Within each session, the client will get to speak to a trained professional, to begin dealing with all of their emotions. This isn’t something easily solved with one session. This is something they will have to continue to develop as they go through the healing process. No two survivors will have the same healing process as everyone else.
Housing, job searching, and emotional security are all things a client needs to accomplish for them to thrive. However, the sad reality is, many places (leasing offices for housing and employers during interviews) are judgmental, so this is a barrier for clients who do not have professional clothing. One way they can find a good job is by presenting themselves in a professional way, and this is where interviewing clothing comes into play. However, for the women staying in shelters, finding nice, professional clothing is hard. Many shelters only provide basic clothing like jeans, sweatpants, shirts, pajamas, and undergarments (bras, socks, and underwear). Though they are always looking for nice items that they can keep for their client’s, especially for job interviews.
Even then when they have items, they get handed out fast, which is why shelters continue to always be accepting for donations. Shelters are always needing bras (in all sizes), underwear (men, women, and children), and SHOES! Many survivors of violence leave in a hurry, and so they don’t have the basic necessities to bring with them as they escape from their home. To make a change, we can look through our gently worn professional clothing, and consider changing those boxes marked “garage sale” to “donate.” It’s incredibly easy to donate your clothes to a local domestic violence and sexual assault shelter.
If you are unable to donate your clothes or don’t have any to give, social media is a great tool in helping shelters and organizations fighting violence and helping survivors. Make the people you know aware of the clothing that is needed. Recognize the possibilities of what a retweet, like, or share could do. For example, the National Coalition Against Domestic Violence has a general list of what shelter’s need, that’s an easy thing to share, a quick retweet and the word is able to get out. The National Sexual Violence Resource Center has is active as well, and you can help raise awareness by following and sharing. You can also find the National Coalition Against Domestic Violence and the National Sexual Violence Resource Center on Facebook.
Some other ways you can help is by working with the programs and services that are already there! Don’t stress about trying to fix problems that are too big for one person, but rather work collaboratively with others with the same passion as you. Violence against men and women is not something that will end overnight, to be honest, I’m not sure when it will. I do know though, that love is stronger than the hate that fuels violence, and as long as we love

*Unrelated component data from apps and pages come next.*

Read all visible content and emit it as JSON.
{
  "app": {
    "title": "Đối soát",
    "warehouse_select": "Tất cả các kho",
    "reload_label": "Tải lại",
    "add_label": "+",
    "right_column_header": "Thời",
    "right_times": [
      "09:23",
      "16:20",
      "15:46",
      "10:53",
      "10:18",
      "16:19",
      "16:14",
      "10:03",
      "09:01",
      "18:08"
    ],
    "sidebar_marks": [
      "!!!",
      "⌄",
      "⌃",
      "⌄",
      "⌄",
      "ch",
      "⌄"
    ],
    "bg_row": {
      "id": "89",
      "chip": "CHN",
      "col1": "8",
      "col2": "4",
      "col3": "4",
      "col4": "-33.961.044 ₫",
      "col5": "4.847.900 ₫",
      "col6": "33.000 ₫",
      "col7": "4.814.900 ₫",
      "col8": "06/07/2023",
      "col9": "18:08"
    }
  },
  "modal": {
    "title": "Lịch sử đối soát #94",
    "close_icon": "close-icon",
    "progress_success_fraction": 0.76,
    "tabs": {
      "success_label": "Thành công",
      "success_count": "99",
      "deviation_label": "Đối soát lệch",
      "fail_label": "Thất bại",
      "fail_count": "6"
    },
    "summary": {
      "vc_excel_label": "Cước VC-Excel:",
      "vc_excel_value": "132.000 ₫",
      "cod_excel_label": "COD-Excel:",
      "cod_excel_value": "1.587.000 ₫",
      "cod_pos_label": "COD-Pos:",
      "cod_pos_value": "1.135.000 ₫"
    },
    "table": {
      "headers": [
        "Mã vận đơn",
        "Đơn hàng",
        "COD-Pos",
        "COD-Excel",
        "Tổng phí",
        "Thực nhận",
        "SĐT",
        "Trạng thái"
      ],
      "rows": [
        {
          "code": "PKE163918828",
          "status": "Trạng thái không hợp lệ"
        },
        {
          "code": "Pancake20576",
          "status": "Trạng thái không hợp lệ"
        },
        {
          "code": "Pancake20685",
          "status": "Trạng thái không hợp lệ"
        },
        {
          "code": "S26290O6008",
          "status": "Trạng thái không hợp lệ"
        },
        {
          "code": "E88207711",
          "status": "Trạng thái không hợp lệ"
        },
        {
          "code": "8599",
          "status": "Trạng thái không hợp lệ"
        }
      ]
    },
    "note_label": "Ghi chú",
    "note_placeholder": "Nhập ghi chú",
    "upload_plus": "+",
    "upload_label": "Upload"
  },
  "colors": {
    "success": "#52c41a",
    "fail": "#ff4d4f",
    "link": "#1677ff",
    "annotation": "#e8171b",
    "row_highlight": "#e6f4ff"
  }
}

one another, there is nothing we cannot overcome. People show love by helping survivors through their every action, no matter how small.
Written by Sarah Leone
“NCADV: National Coalition Against Domestic Violence.” https://www.ncadv.org/statistics.
“Rapid Re-Housing Works.” National Alliance to End Homelessness, April 4, 2019. https://endhomelessness.org/rapid-re-housing-works/.